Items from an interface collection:
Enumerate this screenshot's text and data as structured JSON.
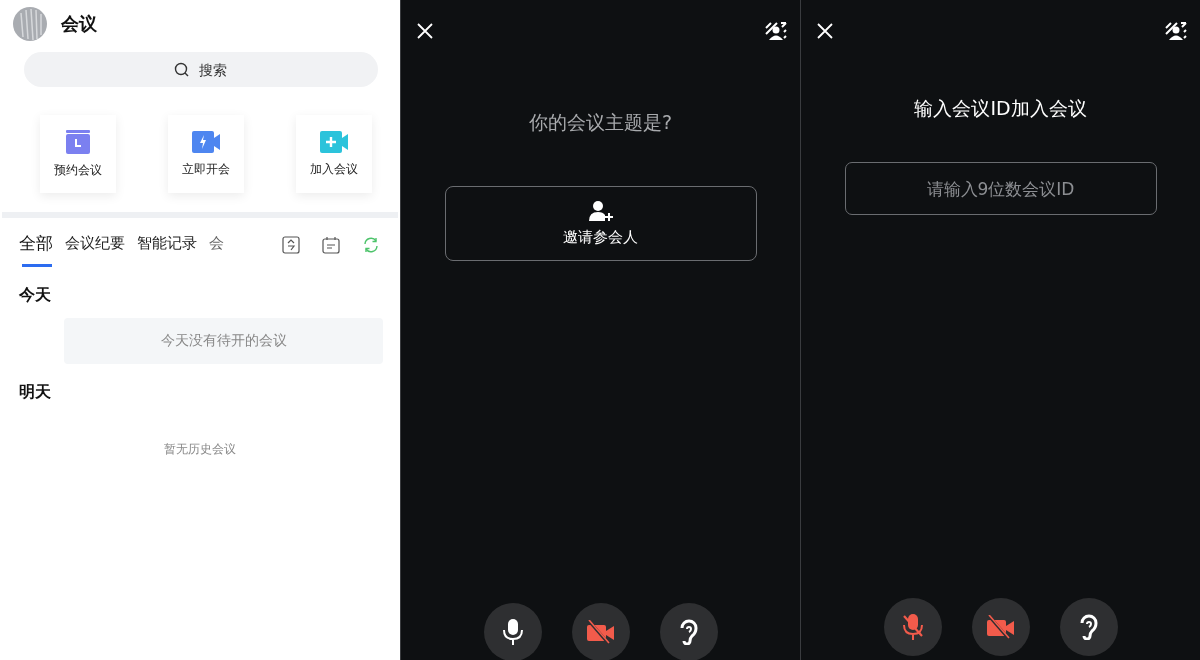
{
  "home": {
    "title": "会议",
    "search": {
      "placeholder": "搜索"
    },
    "actions": [
      {
        "kind": "schedule",
        "label": "预约会议"
      },
      {
        "kind": "instant",
        "label": "立即开会"
      },
      {
        "kind": "join",
        "label": "加入会议"
      }
    ],
    "tabs": [
      {
        "label": "全部",
        "selected": true
      },
      {
        "label": "会议纪要",
        "selected": false
      },
      {
        "label": "智能记录",
        "selected": false
      },
      {
        "label": "会",
        "selected": false
      }
    ],
    "sections": [
      {
        "title": "今天",
        "empty_text": "今天没有待开的会议"
      },
      {
        "title": "明天"
      }
    ],
    "history_empty": "暂无历史会议"
  },
  "new_meeting": {
    "prompt": "你的会议主题是?",
    "invite_button": "邀请参会人",
    "controls": [
      {
        "kind": "mic",
        "on": true
      },
      {
        "kind": "camera",
        "on": false
      },
      {
        "kind": "ear"
      }
    ]
  },
  "join_meeting": {
    "title": "输入会议ID加入会议",
    "id_field": {
      "placeholder": "请输入9位数会议ID"
    },
    "controls": [
      {
        "kind": "mic",
        "on": false
      },
      {
        "kind": "camera",
        "on": false
      },
      {
        "kind": "ear"
      }
    ]
  }
}
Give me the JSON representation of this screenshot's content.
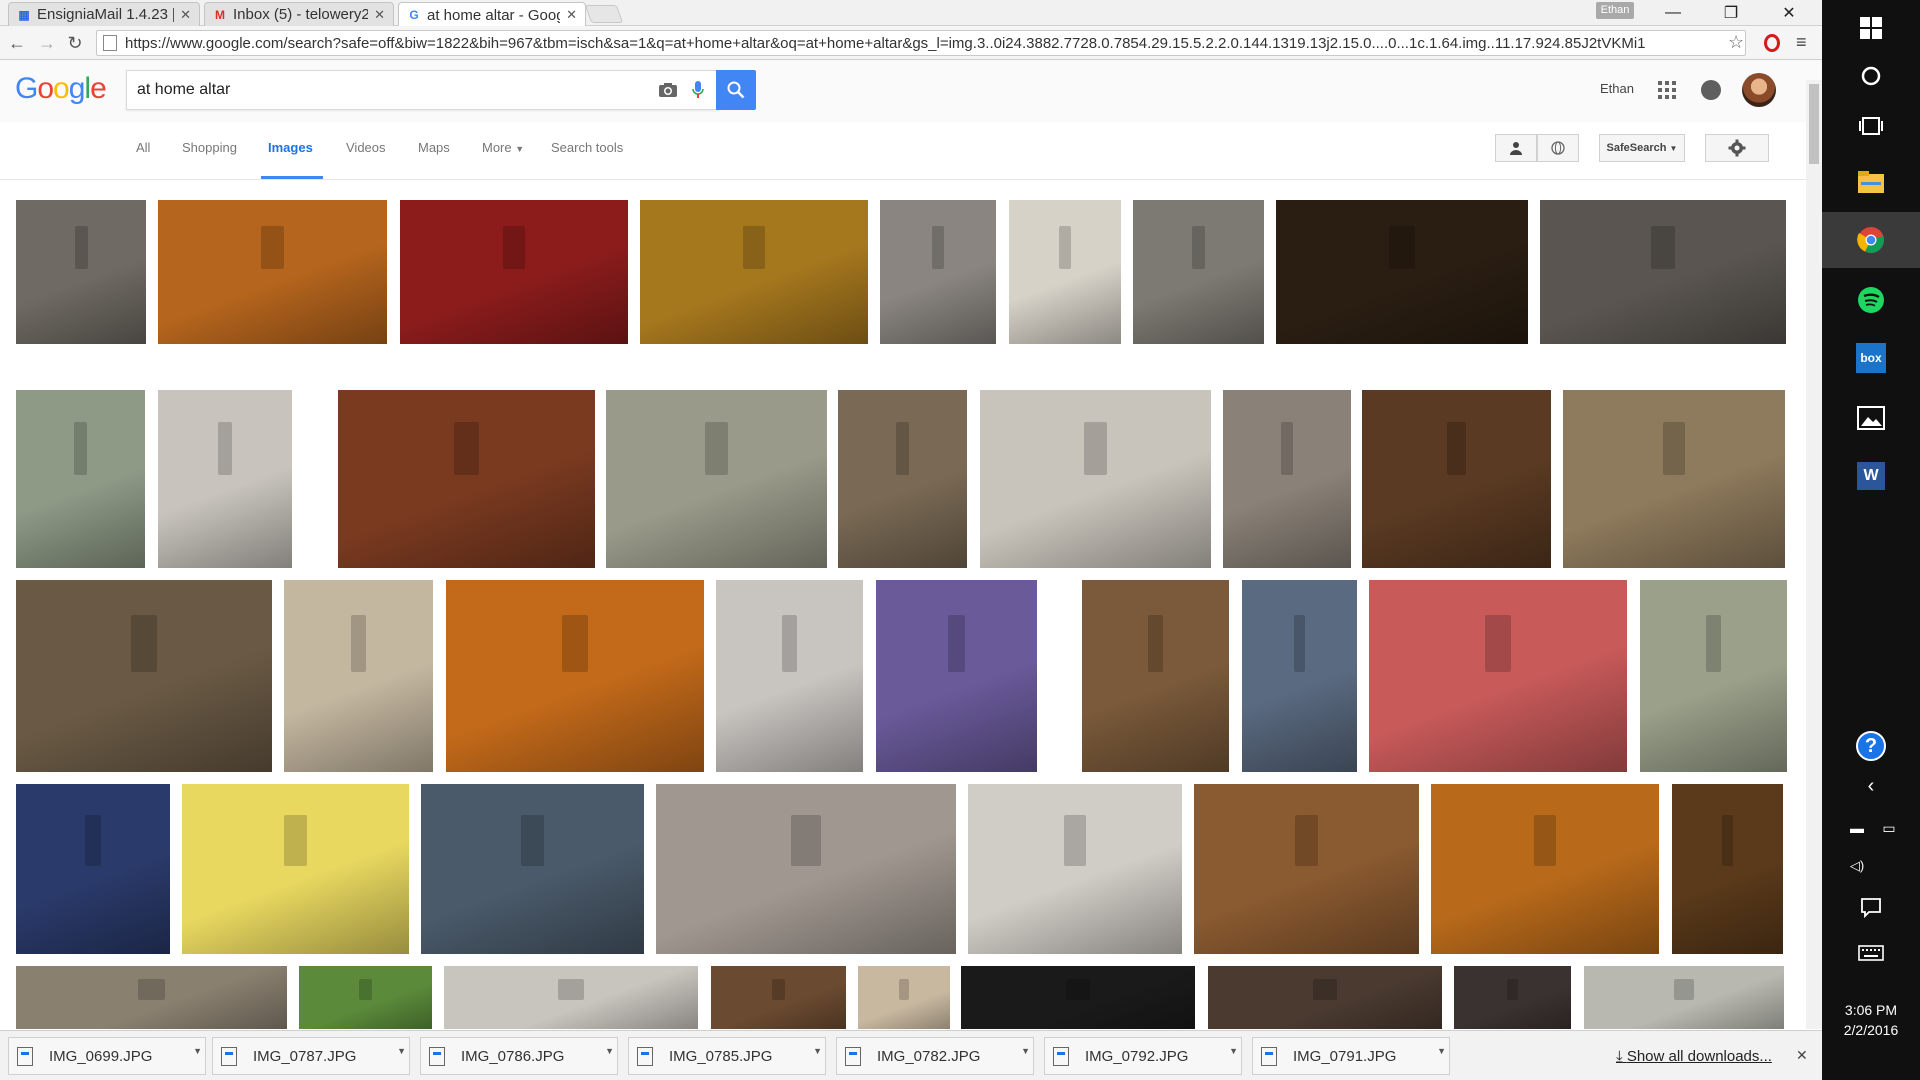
{
  "browser": {
    "tabs": [
      {
        "title": "EnsigniaMail 1.4.23 [",
        "icon": "grid-icon"
      },
      {
        "title": "Inbox (5) - telowery2",
        "icon": "gmail-icon"
      },
      {
        "title": "at home altar - Goog",
        "icon": "google-icon",
        "active": true
      }
    ],
    "profile_label": "Ethan",
    "url": "https://www.google.com/search?safe=off&biw=1822&bih=967&tbm=isch&sa=1&q=at+home+altar&oq=at+home+altar&gs_l=img.3..0i24.3882.7728.0.7854.29.15.5.2.2.0.144.1319.13j2.15.0....0...1c.1.64.img..11.17.924.85J2tVKMi1"
  },
  "google": {
    "logo": "Google",
    "query": "at home altar",
    "user_name": "Ethan",
    "nav_tabs": [
      "All",
      "Shopping",
      "Images",
      "Videos",
      "Maps",
      "More",
      "Search tools"
    ],
    "active_tab": "Images",
    "safesearch_label": "SafeSearch"
  },
  "downloads": {
    "files": [
      "IMG_0699.JPG",
      "IMG_0787.JPG",
      "IMG_0786.JPG",
      "IMG_0785.JPG",
      "IMG_0782.JPG",
      "IMG_0792.JPG",
      "IMG_0791.JPG"
    ],
    "show_all": "Show all downloads..."
  },
  "taskbar": {
    "time": "3:06 PM",
    "date": "2/2/2016",
    "pinned": [
      "windows-start-icon",
      "cortana-icon",
      "task-view-icon",
      "file-explorer-icon",
      "chrome-icon",
      "spotify-icon",
      "box-icon",
      "photos-icon",
      "word-icon"
    ]
  },
  "results": {
    "count_shown": 48,
    "colors": [
      "#6f6a63",
      "#b5651d",
      "#8c1c1c",
      "#a6781e",
      "#8a8580",
      "#d7d2c8",
      "#7d7a73",
      "#2a1e12",
      "#5a5550",
      "#8e9a86",
      "#c8c4bd",
      "#7a3a20",
      "#9a9a8a",
      "#7a6a55",
      "#c9c4bb",
      "#8a8278",
      "#5a3a22",
      "#8e7a5c",
      "#6a5a45",
      "#c4b7a0",
      "#c36a1a",
      "#c8c4c0",
      "#6a5a9a",
      "#7a5a3a",
      "#5a6a80",
      "#c85a5a",
      "#9aa08a",
      "#2a3a6a",
      "#e8d860",
      "#4a5a6a",
      "#a09890",
      "#d0ccc6",
      "#8a5a30",
      "#b86a1a",
      "#5a3a1a",
      "#8a8070",
      "#5a8a3a",
      "#c8c4be",
      "#6a4a30",
      "#c8b8a0",
      "#1a1a1a",
      "#4a3a30",
      "#3a3230",
      "#b8b8b0",
      "#c8a030"
    ]
  }
}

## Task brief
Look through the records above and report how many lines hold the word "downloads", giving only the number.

## Problem solution
2